"""

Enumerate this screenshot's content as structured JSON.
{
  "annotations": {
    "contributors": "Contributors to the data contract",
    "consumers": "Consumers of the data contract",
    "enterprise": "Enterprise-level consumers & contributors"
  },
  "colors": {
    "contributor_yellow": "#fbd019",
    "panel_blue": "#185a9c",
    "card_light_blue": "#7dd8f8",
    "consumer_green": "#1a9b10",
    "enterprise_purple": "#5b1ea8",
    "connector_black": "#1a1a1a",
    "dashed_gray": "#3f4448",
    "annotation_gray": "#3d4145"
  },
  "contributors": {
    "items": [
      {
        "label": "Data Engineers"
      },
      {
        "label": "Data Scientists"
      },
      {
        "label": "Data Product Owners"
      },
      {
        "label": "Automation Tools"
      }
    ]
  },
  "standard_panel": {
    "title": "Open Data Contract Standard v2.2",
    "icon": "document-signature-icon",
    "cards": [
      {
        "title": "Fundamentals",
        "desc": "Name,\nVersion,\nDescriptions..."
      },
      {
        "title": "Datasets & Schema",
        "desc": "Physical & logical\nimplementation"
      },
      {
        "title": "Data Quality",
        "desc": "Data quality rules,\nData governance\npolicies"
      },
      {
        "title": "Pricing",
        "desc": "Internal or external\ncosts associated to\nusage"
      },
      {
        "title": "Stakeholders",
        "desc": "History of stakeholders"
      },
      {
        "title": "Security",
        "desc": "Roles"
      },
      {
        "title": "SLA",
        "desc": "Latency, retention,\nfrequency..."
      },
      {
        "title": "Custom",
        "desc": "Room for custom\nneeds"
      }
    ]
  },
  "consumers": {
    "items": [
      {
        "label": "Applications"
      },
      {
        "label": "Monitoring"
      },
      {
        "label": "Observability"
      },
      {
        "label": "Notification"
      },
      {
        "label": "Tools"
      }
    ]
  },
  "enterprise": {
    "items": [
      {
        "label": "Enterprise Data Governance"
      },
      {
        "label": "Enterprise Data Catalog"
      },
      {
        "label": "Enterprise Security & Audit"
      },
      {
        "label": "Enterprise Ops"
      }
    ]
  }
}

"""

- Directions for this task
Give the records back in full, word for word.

- Output below
Enumerate this screenshot's content as structured JSON.
{
  "annotations": {
    "contributors": "Contributors to the data contract",
    "consumers": "Consumers of the data contract",
    "enterprise": "Enterprise-level consumers & contributors"
  },
  "colors": {
    "contributor_yellow": "#fbd019",
    "panel_blue": "#185a9c",
    "card_light_blue": "#7dd8f8",
    "consumer_green": "#1a9b10",
    "enterprise_purple": "#5b1ea8",
    "connector_black": "#1a1a1a",
    "dashed_gray": "#3f4448",
    "annotation_gray": "#3d4145"
  },
  "contributors": {
    "items": [
      {
        "label": "Data Engineers"
      },
      {
        "label": "Data Scientists"
      },
      {
        "label": "Data Product Owners"
      },
      {
        "label": "Automation Tools"
      }
    ]
  },
  "standard_panel": {
    "title": "Open Data Contract Standard v2.2",
    "icon": "document-signature-icon",
    "cards": [
      {
        "title": "Fundamentals",
        "desc": "Name,\nVersion,\nDescriptions..."
      },
      {
        "title": "Datasets & Schema",
        "desc": "Physical & logical\nimplementation"
      },
      {
        "title": "Data Quality",
        "desc": "Data quality rules,\nData governance\npolicies"
      },
      {
        "title": "Pricing",
        "desc": "Internal or external\ncosts associated to\nusage"
      },
      {
        "title": "Stakeholders",
        "desc": "History of stakeholders"
      },
      {
        "title": "Security",
        "desc": "Roles"
      },
      {
        "title": "SLA",
        "desc": "Latency, retention,\nfrequency..."
      },
      {
        "title": "Custom",
        "desc": "Room for custom\nneeds"
      }
    ]
  },
  "consumers": {
    "items": [
      {
        "label": "Applications"
      },
      {
        "label": "Monitoring"
      },
      {
        "label": "Observability"
      },
      {
        "label": "Notification"
      },
      {
        "label": "Tools"
      }
    ]
  },
  "enterprise": {
    "items": [
      {
        "label": "Enterprise Data Governance"
      },
      {
        "label": "Enterprise Data Catalog"
      },
      {
        "label": "Enterprise Security & Audit"
      },
      {
        "label": "Enterprise Ops"
      }
    ]
  }
}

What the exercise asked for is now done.